*Input records:*

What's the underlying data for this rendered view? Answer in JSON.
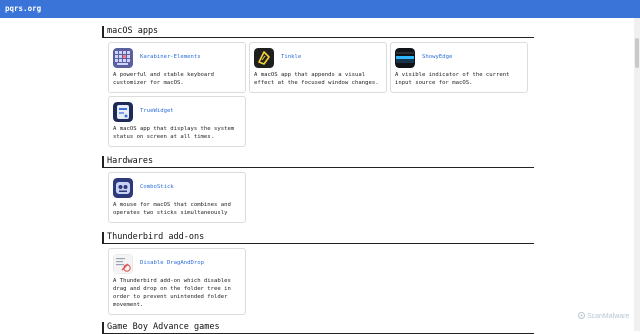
{
  "site": {
    "brand": "pqrs.org"
  },
  "sections": [
    {
      "title": "macOS apps",
      "cards": [
        {
          "name": "Karabiner-Elements",
          "description": "A powerful and stable keyboard customizer for macOS."
        },
        {
          "name": "Tinkle",
          "description": "A macOS app that appends a visual effect at the focused window changes."
        },
        {
          "name": "ShowyEdge",
          "description": "A visible indicator of the current input source for macOS."
        },
        {
          "name": "TrueWidget",
          "description": "A macOS app that displays the system status on screen at all times."
        }
      ]
    },
    {
      "title": "Hardwares",
      "cards": [
        {
          "name": "ComboStick",
          "description": "A mouse for macOS that combines and operates two sticks simultaneously"
        }
      ]
    },
    {
      "title": "Thunderbird add-ons",
      "cards": [
        {
          "name": "Disable DragAndDrop",
          "description": "A Thunderbird add-on which disables drag and drop on the folder tree in order to prevent unintended folder movement."
        }
      ]
    },
    {
      "title": "Game Boy Advance games",
      "cards": []
    }
  ],
  "watermark": {
    "text": "ScanMalware"
  },
  "colors": {
    "topbar": "#3b74d9",
    "link": "#2a6fdb"
  }
}
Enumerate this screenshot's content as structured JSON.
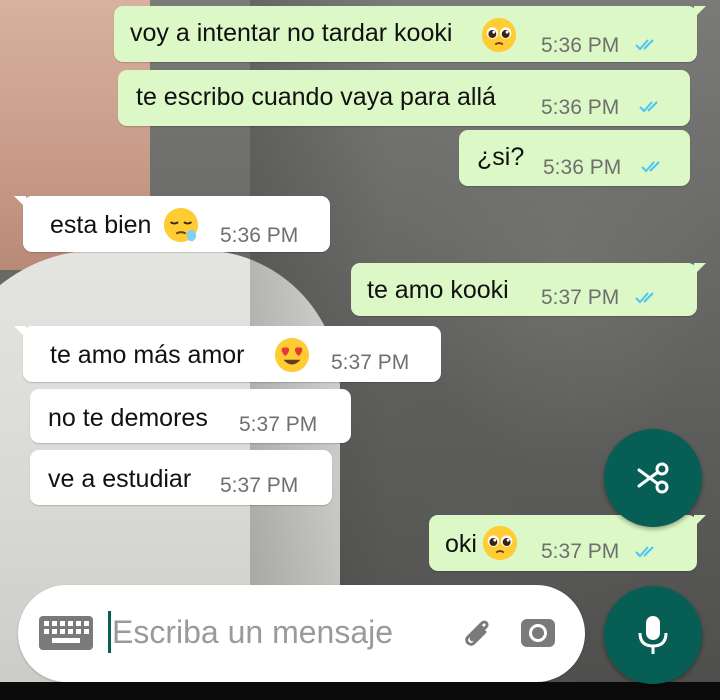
{
  "conversation": {
    "messages": [
      {
        "direction": "out",
        "text": "voy a intentar no tardar kooki",
        "emoji": "pleading-face",
        "time": "5:36 PM",
        "status": "read"
      },
      {
        "direction": "out",
        "text": "te escribo cuando vaya para allá",
        "time": "5:36 PM",
        "status": "read"
      },
      {
        "direction": "out",
        "text": "¿si?",
        "time": "5:36 PM",
        "status": "read"
      },
      {
        "direction": "in",
        "text": "esta bien",
        "emoji": "sleepy-face",
        "time": "5:36 PM"
      },
      {
        "direction": "out",
        "text": "te amo kooki",
        "time": "5:37 PM",
        "status": "read"
      },
      {
        "direction": "in",
        "text": "te amo más amor",
        "emoji": "heart-eyes-face",
        "time": "5:37 PM"
      },
      {
        "direction": "in",
        "text": "no te demores",
        "time": "5:37 PM"
      },
      {
        "direction": "in",
        "text": "ve a estudiar",
        "time": "5:37 PM"
      },
      {
        "direction": "out",
        "text": "oki",
        "emoji": "pleading-face",
        "time": "5:37 PM",
        "status": "read"
      }
    ]
  },
  "composer": {
    "placeholder": "Escriba un mensaje",
    "keyboard_icon": "keyboard-icon",
    "attach_icon": "paperclip-icon",
    "camera_icon": "camera-icon",
    "mic_icon": "microphone-icon"
  },
  "floating_action": {
    "icon": "scissors-icon"
  },
  "colors": {
    "outgoing_bubble": "#dcf8c6",
    "incoming_bubble": "#ffffff",
    "accent": "#075e54",
    "read_tick": "#4fc3f7"
  }
}
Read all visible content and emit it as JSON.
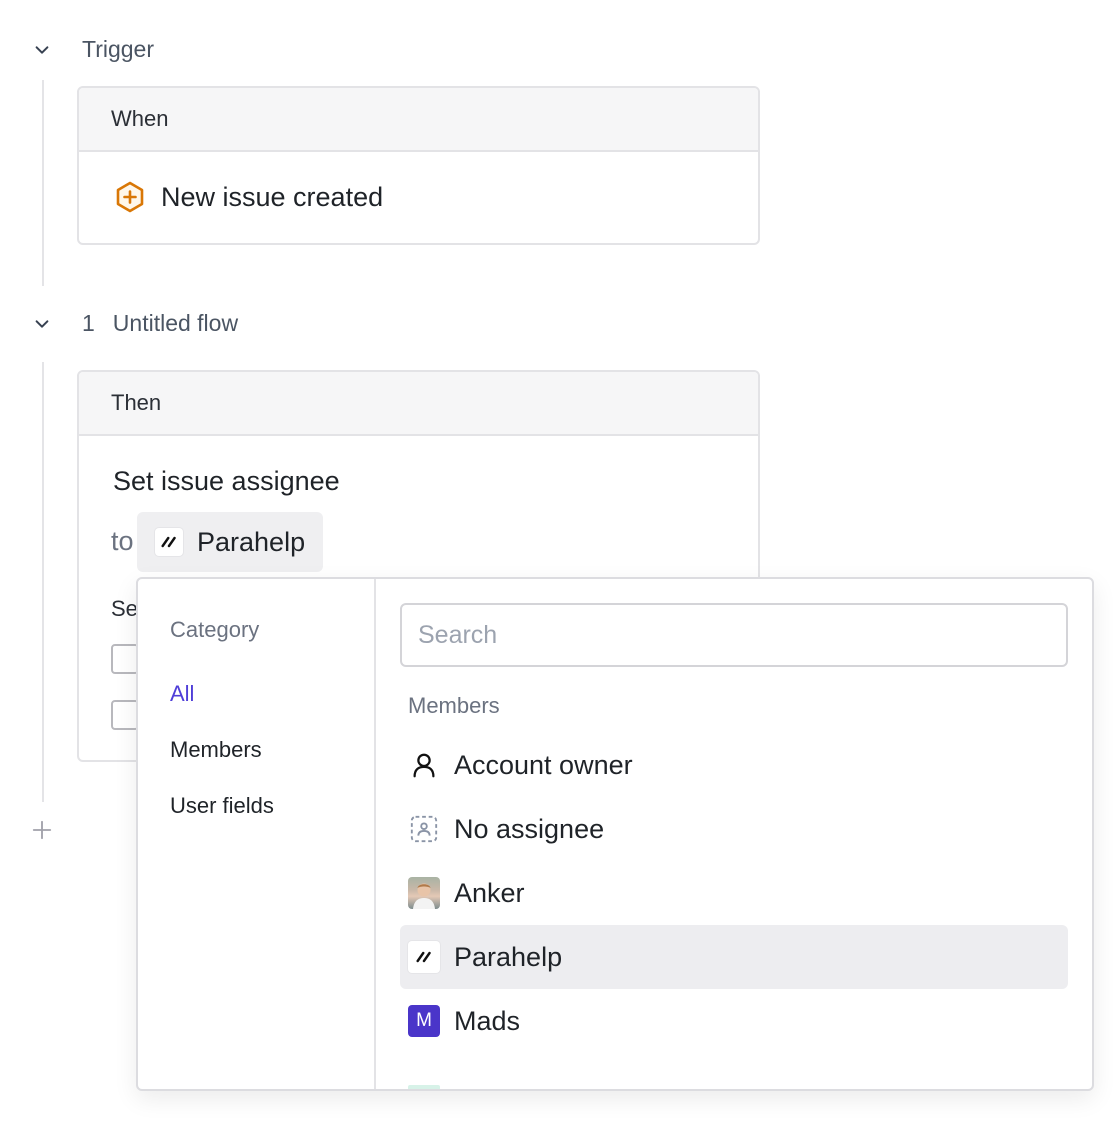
{
  "trigger": {
    "section_label": "Trigger",
    "card_header": "When",
    "event_label": "New issue created",
    "event_icon": "hexagon-plus-icon",
    "event_color": "#d97706"
  },
  "flow": {
    "number": "1",
    "title": "Untitled flow",
    "card_header": "Then",
    "action_title": "Set issue assignee",
    "to_label": "to",
    "assignee_value": "Parahelp",
    "truncated_label": "Se"
  },
  "dropdown": {
    "category_title": "Category",
    "categories": [
      {
        "label": "All",
        "active": true
      },
      {
        "label": "Members",
        "active": false
      },
      {
        "label": "User fields",
        "active": false
      }
    ],
    "search_placeholder": "Search",
    "search_value": "",
    "group_title": "Members",
    "options": [
      {
        "label": "Account owner",
        "icon": "person-outline-icon",
        "highlighted": false
      },
      {
        "label": "No assignee",
        "icon": "dashed-person-icon",
        "highlighted": false
      },
      {
        "label": "Anker",
        "icon": "avatar-photo",
        "highlighted": false
      },
      {
        "label": "Parahelp",
        "icon": "parahelp-logo-icon",
        "highlighted": true
      },
      {
        "label": "Mads",
        "icon": "avatar-initial",
        "initial": "M",
        "highlighted": false
      }
    ]
  },
  "colors": {
    "accent": "#4f3ed8",
    "avatar_m": "#4a35c9",
    "highlight_bg": "#ededf0"
  }
}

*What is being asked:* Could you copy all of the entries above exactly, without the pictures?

*Response area:*
What's the underlying data for this rendered view? Answer in JSON.
{
  "site": {
    "brand": "pqrs.org"
  },
  "sections": [
    {
      "title": "macOS apps",
      "cards": [
        {
          "name": "Karabiner-Elements",
          "description": "A powerful and stable keyboard customizer for macOS."
        },
        {
          "name": "Tinkle",
          "description": "A macOS app that appends a visual effect at the focused window changes."
        },
        {
          "name": "ShowyEdge",
          "description": "A visible indicator of the current input source for macOS."
        },
        {
          "name": "TrueWidget",
          "description": "A macOS app that displays the system status on screen at all times."
        }
      ]
    },
    {
      "title": "Hardwares",
      "cards": [
        {
          "name": "ComboStick",
          "description": "A mouse for macOS that combines and operates two sticks simultaneously"
        }
      ]
    },
    {
      "title": "Thunderbird add-ons",
      "cards": [
        {
          "name": "Disable DragAndDrop",
          "description": "A Thunderbird add-on which disables drag and drop on the folder tree in order to prevent unintended folder movement."
        }
      ]
    },
    {
      "title": "Game Boy Advance games",
      "cards": []
    }
  ],
  "watermark": {
    "text": "ScanMalware"
  },
  "colors": {
    "topbar": "#3b74d9",
    "link": "#2a6fdb"
  }
}
Enumerate this screenshot's content as structured JSON.
{
  "conversation": {
    "messages": [
      {
        "direction": "out",
        "text": "voy a intentar no tardar kooki",
        "emoji": "pleading-face",
        "time": "5:36 PM",
        "status": "read"
      },
      {
        "direction": "out",
        "text": "te escribo cuando vaya para allá",
        "time": "5:36 PM",
        "status": "read"
      },
      {
        "direction": "out",
        "text": "¿si?",
        "time": "5:36 PM",
        "status": "read"
      },
      {
        "direction": "in",
        "text": "esta bien",
        "emoji": "sleepy-face",
        "time": "5:36 PM"
      },
      {
        "direction": "out",
        "text": "te amo kooki",
        "time": "5:37 PM",
        "status": "read"
      },
      {
        "direction": "in",
        "text": "te amo más amor",
        "emoji": "heart-eyes-face",
        "time": "5:37 PM"
      },
      {
        "direction": "in",
        "text": "no te demores",
        "time": "5:37 PM"
      },
      {
        "direction": "in",
        "text": "ve a estudiar",
        "time": "5:37 PM"
      },
      {
        "direction": "out",
        "text": "oki",
        "emoji": "pleading-face",
        "time": "5:37 PM",
        "status": "read"
      }
    ]
  },
  "composer": {
    "placeholder": "Escriba un mensaje",
    "keyboard_icon": "keyboard-icon",
    "attach_icon": "paperclip-icon",
    "camera_icon": "camera-icon",
    "mic_icon": "microphone-icon"
  },
  "floating_action": {
    "icon": "scissors-icon"
  },
  "colors": {
    "outgoing_bubble": "#dcf8c6",
    "incoming_bubble": "#ffffff",
    "accent": "#075e54",
    "read_tick": "#4fc3f7"
  }
}
Read all visible content and emit it as JSON.
{
  "trigger": {
    "section_label": "Trigger",
    "card_header": "When",
    "event_label": "New issue created",
    "event_icon": "hexagon-plus-icon",
    "event_color": "#d97706"
  },
  "flow": {
    "number": "1",
    "title": "Untitled flow",
    "card_header": "Then",
    "action_title": "Set issue assignee",
    "to_label": "to",
    "assignee_value": "Parahelp",
    "truncated_label": "Se"
  },
  "dropdown": {
    "category_title": "Category",
    "categories": [
      {
        "label": "All",
        "active": true
      },
      {
        "label": "Members",
        "active": false
      },
      {
        "label": "User fields",
        "active": false
      }
    ],
    "search_placeholder": "Search",
    "search_value": "",
    "group_title": "Members",
    "options": [
      {
        "label": "Account owner",
        "icon": "person-outline-icon",
        "highlighted": false
      },
      {
        "label": "No assignee",
        "icon": "dashed-person-icon",
        "highlighted": false
      },
      {
        "label": "Anker",
        "icon": "avatar-photo",
        "highlighted": false
      },
      {
        "label": "Parahelp",
        "icon": "parahelp-logo-icon",
        "highlighted": true
      },
      {
        "label": "Mads",
        "icon": "avatar-initial",
        "initial": "M",
        "highlighted": false
      }
    ]
  },
  "colors": {
    "accent": "#4f3ed8",
    "avatar_m": "#4a35c9",
    "highlight_bg": "#ededf0"
  }
}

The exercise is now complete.